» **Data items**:
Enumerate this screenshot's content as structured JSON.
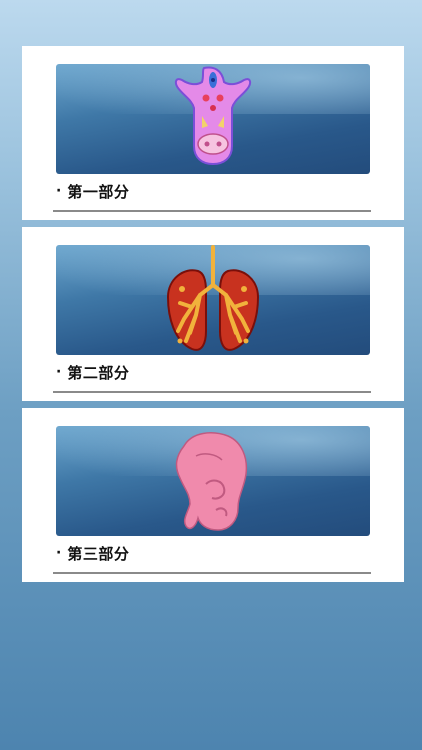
{
  "sections": [
    {
      "bullet": "·",
      "title": "第一部分",
      "image": "embryo-cross-section-illustration"
    },
    {
      "bullet": "·",
      "title": "第二部分",
      "image": "lungs-bronchi-illustration"
    },
    {
      "bullet": "·",
      "title": "第三部分",
      "image": "embryo-side-view-illustration"
    }
  ],
  "colors": {
    "background_top": "#bcd9ee",
    "background_bottom": "#4d84af",
    "card": "#ffffff",
    "thumbnail_blue": "#29588a",
    "divider": "#8a8a8a"
  }
}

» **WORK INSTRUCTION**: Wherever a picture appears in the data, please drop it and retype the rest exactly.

» **SOLVED PROBLEM**:
Enumerate this screenshot's content as structured JSON.
{
  "sections": [
    {
      "bullet": "·",
      "title": "第一部分",
      "image": "embryo-cross-section-illustration"
    },
    {
      "bullet": "·",
      "title": "第二部分",
      "image": "lungs-bronchi-illustration"
    },
    {
      "bullet": "·",
      "title": "第三部分",
      "image": "embryo-side-view-illustration"
    }
  ],
  "colors": {
    "background_top": "#bcd9ee",
    "background_bottom": "#4d84af",
    "card": "#ffffff",
    "thumbnail_blue": "#29588a",
    "divider": "#8a8a8a"
  }
}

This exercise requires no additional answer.